No. When providing accommodation for disabilities, institutions of higher education are not required to lower academic standards or compromise the integrity of the school or program. Essentially, accommodations and auxiliary aids and services are provided to "level the playing field" for the student with a disability, enabling the student to compete with his or her peers. Once you have provided accommodations, you should grade the work of a student who has a disability as you would grade the work of any other student. There is no need to give them a break by being unduly lenient. To grade students more harshly because they have had the opportunity for additional time for exams or other instructional modifications would nullify the effect of the accommodations.
Don't be afraid to ask a student to describe how he or she learns best. You can also make your course more disability-friendly by including information on your course syllabus that encourages students with disabilities to contact the disabilities services office for assistance in receiving accommodations. If you need additional information or specific resources, please contact your campus disability services office.
Americans with Disabilities Act: Responsibilities for Postsecondary Institutions Serving Deaf and Hard of Hearing Students - Questions and Answers
Jeanne M Kincaid, Esq. and Sharaine J. Rawlinson, M.S.W., 1999
Don't Cry For Me: I'm in Compliance
Jeanne M. Kincaid, Esq., 1997
Disability Compliance for Higher Education - 2000 Year Book
LRP Publications, 2000
ADA Questions and Answers for Deaf and Hard of Hearing Individuals
National Center for Law and Deafness
Community Colleges and the ADA: How to Make Sure OCR Doesn't Come Knocking on Your Door

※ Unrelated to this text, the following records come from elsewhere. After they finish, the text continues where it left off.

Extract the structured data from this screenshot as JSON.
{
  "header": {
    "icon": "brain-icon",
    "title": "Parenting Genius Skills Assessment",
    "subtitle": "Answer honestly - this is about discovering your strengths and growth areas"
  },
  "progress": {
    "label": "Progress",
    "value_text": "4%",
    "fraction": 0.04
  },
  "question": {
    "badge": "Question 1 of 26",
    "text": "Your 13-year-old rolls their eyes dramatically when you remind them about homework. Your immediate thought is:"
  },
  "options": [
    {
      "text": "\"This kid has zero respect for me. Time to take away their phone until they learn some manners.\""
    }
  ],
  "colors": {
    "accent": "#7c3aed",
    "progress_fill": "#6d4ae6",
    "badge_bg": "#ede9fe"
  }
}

LRP Publications, 1999
Nondiscrimination in Higher Education - What's the Law?
NETAC Teacher Tipsheet, 1999